(Dataset entries)
↓↓↓

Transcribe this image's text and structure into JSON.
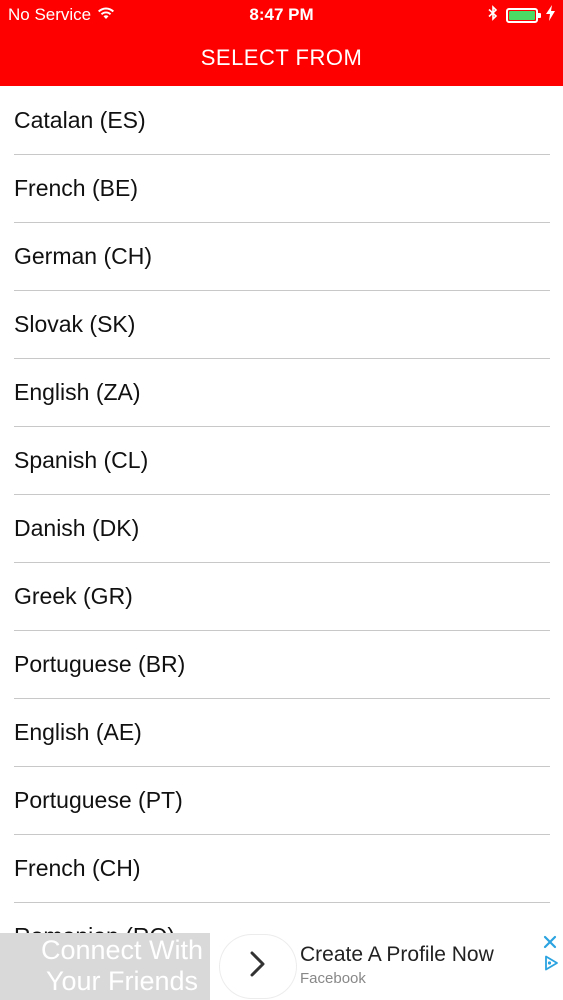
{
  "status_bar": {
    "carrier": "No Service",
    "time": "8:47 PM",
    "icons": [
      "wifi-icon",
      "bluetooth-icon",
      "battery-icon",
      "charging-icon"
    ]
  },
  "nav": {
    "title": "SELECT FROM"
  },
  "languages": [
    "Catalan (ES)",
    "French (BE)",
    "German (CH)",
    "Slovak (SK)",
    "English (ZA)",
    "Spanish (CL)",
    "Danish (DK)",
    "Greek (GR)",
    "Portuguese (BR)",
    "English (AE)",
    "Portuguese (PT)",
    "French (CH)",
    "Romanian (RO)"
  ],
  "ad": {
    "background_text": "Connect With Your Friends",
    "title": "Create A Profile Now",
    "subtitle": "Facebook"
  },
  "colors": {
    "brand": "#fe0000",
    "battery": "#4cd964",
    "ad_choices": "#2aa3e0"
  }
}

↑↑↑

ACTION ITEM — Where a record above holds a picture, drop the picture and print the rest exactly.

EXERCISE SOLUTION —
Transcribe this image's text and structure into JSON.
{
  "status_bar": {
    "carrier": "No Service",
    "time": "8:47 PM",
    "icons": [
      "wifi-icon",
      "bluetooth-icon",
      "battery-icon",
      "charging-icon"
    ]
  },
  "nav": {
    "title": "SELECT FROM"
  },
  "languages": [
    "Catalan (ES)",
    "French (BE)",
    "German (CH)",
    "Slovak (SK)",
    "English (ZA)",
    "Spanish (CL)",
    "Danish (DK)",
    "Greek (GR)",
    "Portuguese (BR)",
    "English (AE)",
    "Portuguese (PT)",
    "French (CH)",
    "Romanian (RO)"
  ],
  "ad": {
    "background_text": "Connect With Your Friends",
    "title": "Create A Profile Now",
    "subtitle": "Facebook"
  },
  "colors": {
    "brand": "#fe0000",
    "battery": "#4cd964",
    "ad_choices": "#2aa3e0"
  }
}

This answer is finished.